"Hopefully this is enough money to get that thing done and get the show on the road," said Gil Riviere, who heads the North Shore Neighborhood Board's Traffic and Transportation Committee. "With the new director at the DOT it seems like we're getting stronger signals that it might just happen."
DOT spokesman Scott Ishikawa said the money will cover the estimated cost of an environmental study that will determine what can be done there. Once that is completed, the DOT can decide what to do, Ishikawa said.
"The environmental study would basically be the planning process for this," he said. "The reason you do planning is to find out the feasibility before you move on to design and construction."
The road next to the beach that is known for its turtle population and surf has become a bottleneck for the millions of tourists and local people who visit the area yearly. In the last four years, the problem has worsened, with cars backing up one to two miles on both sides of the site as people park their cars and dart across the two-lane road to see the sights.
Two years of planning and meetings have led to at least two potential solutions: moving Kamehameha Highway mauka in the vicinity of Laniakea Beach or creating a bypass road. The proposals also call for building a parking lot on the ocean side of the road so people wouldn't have to cross the highway.
An environmental study is necessary because of the close proximity of the shoreline to the project, Ishikawa said.
The question now is whether a longer, more involved environmental impact statement must be completed or if a shorter environmental assessment would be sufficient, Ishikawa said.
A project there would involve the state Department of Land and Natural Resources, which has jurisdiction over the shoreline; the city, which wants to build restrooms there; and Kamehameha Schools, which owns the property on the mauka side of the highway that would be needed to realign the highway.

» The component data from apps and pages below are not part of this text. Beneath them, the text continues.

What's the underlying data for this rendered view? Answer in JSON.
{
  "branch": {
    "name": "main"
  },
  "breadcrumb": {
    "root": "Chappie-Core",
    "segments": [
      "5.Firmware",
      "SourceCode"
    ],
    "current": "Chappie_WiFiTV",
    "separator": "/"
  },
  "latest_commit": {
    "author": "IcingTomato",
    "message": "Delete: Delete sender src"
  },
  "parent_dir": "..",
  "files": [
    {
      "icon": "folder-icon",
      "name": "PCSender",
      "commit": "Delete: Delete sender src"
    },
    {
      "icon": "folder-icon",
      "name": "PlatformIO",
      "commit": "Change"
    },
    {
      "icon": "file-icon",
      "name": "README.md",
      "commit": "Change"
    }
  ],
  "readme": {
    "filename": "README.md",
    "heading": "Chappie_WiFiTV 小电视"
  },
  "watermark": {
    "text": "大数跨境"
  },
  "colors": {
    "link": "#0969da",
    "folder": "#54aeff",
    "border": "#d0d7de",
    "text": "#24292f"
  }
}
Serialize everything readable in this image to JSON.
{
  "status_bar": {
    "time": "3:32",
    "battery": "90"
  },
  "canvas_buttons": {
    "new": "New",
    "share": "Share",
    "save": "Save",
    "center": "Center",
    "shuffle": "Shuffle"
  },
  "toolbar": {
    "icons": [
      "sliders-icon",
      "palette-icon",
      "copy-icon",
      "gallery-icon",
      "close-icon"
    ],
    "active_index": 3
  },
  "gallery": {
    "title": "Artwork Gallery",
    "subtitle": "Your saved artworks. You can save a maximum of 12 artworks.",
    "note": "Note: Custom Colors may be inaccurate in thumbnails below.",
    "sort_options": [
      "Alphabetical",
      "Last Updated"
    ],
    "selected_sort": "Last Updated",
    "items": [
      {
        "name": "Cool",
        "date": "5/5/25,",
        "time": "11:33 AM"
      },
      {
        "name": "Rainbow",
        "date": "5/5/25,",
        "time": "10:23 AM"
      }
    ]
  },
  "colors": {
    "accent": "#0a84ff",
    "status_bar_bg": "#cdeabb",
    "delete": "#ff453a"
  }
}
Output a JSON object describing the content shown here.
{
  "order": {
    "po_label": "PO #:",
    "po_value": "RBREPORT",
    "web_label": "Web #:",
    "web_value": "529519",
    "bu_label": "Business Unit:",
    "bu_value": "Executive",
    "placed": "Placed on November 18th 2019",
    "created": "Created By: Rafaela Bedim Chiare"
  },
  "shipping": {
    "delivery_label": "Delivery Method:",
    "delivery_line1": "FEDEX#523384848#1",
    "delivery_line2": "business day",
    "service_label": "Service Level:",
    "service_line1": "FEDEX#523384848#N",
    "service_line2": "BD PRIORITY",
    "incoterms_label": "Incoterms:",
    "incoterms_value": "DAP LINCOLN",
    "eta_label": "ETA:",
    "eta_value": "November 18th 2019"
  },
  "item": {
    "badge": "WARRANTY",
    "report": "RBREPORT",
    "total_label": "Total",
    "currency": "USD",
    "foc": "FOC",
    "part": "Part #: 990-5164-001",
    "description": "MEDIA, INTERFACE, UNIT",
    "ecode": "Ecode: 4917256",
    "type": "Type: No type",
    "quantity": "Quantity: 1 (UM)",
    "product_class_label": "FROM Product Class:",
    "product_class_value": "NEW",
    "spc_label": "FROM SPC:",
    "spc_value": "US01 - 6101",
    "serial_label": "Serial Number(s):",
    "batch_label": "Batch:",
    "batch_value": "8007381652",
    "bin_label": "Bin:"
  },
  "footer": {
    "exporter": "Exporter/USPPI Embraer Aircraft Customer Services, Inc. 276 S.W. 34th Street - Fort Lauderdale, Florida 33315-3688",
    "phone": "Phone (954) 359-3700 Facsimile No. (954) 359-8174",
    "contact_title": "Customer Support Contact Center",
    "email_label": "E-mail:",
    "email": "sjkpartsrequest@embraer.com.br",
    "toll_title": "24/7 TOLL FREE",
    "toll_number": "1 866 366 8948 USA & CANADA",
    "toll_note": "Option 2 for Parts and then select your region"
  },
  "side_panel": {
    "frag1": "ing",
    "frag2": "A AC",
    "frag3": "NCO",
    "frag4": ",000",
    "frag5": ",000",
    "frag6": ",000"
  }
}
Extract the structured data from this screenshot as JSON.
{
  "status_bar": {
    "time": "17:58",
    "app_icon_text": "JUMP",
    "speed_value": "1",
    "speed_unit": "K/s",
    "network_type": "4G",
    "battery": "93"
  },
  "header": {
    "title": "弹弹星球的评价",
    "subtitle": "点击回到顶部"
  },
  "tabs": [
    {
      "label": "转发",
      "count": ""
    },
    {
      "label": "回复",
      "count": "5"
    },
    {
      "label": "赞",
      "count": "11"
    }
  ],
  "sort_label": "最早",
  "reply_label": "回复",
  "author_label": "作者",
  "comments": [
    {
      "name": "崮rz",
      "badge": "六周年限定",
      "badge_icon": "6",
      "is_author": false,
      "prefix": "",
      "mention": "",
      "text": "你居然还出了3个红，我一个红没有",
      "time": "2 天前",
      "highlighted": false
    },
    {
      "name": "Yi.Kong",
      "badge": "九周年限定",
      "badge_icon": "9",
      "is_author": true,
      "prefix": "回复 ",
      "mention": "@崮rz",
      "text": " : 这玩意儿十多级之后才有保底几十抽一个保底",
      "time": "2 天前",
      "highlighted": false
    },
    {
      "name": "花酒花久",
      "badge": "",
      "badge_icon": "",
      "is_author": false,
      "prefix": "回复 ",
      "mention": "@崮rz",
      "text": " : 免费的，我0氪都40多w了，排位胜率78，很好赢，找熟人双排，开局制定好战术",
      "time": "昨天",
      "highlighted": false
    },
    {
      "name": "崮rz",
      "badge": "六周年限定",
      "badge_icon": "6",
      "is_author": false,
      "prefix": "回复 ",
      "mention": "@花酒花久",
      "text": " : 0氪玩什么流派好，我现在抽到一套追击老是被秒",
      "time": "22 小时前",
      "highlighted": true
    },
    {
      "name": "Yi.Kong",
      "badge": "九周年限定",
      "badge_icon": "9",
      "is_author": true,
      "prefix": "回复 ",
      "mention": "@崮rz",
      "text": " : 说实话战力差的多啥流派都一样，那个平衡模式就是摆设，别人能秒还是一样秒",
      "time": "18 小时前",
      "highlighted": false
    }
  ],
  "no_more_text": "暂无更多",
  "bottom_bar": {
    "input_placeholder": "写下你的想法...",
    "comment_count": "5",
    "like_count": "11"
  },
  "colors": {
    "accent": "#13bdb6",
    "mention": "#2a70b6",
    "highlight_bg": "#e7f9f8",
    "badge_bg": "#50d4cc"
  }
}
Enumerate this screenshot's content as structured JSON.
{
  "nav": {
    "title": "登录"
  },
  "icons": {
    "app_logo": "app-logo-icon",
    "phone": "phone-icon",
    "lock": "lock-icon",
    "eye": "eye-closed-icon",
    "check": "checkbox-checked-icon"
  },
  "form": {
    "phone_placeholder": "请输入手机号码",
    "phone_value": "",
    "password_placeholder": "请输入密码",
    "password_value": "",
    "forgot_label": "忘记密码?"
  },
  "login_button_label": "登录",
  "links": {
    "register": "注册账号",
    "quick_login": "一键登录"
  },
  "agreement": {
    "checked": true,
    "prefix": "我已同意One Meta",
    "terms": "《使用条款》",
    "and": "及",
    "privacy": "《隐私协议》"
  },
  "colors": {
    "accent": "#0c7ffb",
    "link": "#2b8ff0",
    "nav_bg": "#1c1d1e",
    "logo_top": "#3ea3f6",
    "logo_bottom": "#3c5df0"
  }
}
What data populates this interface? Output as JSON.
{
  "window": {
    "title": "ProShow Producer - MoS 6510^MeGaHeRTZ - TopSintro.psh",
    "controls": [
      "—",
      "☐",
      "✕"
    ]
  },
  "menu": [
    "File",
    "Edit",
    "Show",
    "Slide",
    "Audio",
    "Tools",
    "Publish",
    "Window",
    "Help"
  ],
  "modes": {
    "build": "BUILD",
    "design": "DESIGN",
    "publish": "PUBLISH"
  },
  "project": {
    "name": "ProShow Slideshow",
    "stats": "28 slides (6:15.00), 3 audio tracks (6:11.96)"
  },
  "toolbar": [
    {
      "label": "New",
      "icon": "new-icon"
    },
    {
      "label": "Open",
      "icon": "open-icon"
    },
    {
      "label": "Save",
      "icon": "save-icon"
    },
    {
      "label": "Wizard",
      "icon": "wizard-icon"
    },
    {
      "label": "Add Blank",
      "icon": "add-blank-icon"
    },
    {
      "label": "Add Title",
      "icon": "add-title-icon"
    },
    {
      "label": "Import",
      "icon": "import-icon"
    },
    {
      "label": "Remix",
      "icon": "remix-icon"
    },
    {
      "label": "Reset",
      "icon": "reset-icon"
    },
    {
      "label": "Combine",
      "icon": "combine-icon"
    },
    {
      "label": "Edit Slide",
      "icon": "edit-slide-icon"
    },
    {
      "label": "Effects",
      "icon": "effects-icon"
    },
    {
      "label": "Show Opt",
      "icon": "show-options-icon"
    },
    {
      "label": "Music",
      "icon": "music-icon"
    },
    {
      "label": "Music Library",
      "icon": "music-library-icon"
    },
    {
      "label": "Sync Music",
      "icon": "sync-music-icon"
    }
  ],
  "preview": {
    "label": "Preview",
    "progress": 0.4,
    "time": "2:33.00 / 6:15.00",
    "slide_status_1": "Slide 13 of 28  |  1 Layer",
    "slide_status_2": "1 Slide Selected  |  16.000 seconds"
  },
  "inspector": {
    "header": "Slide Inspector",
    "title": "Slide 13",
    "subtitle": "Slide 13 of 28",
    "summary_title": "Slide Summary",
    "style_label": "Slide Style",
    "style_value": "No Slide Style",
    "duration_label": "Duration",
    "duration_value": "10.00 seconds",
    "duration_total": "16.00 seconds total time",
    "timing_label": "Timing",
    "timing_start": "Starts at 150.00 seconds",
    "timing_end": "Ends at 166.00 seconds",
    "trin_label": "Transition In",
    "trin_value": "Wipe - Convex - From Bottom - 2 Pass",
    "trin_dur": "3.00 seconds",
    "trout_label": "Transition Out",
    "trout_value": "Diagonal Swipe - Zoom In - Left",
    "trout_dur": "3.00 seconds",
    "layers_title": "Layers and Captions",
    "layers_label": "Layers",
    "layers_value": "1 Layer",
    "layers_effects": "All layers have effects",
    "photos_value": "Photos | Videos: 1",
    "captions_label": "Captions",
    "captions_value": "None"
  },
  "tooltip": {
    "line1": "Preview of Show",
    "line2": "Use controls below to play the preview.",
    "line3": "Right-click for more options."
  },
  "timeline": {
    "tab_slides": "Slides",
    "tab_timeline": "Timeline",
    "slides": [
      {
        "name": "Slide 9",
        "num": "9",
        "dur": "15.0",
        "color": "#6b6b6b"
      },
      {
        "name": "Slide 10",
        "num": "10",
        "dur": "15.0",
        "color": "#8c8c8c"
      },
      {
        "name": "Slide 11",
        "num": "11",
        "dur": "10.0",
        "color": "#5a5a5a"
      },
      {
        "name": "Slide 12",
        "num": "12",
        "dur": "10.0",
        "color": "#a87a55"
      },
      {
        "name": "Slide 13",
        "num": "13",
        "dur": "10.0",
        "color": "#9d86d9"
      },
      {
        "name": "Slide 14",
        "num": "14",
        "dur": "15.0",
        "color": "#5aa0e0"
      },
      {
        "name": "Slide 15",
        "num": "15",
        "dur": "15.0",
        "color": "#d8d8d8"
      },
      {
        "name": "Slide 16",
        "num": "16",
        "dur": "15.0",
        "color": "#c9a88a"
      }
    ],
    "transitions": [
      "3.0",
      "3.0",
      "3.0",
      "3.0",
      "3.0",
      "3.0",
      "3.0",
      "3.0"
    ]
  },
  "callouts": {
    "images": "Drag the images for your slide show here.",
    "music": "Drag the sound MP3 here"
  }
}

"We're really in the beginning stages of this," he said. "We do appreciate the money being approved by the Legislature. It's general obligation bonds, which means we don't have to take it out of our highway budget."
Michael Lyons, chairman of the North Shore Neighborhood Board, said that not only will traffic improve but the shoreline will benefit if the hardened road is pulled away from the beach, allowing nature to ebb and flow.
Lyons added that he hopes the project doesn't take years to complete. "If they put their heads together, they could make it short," he said.
Reach Eloise Aguiar at firstname.lastname@example.org.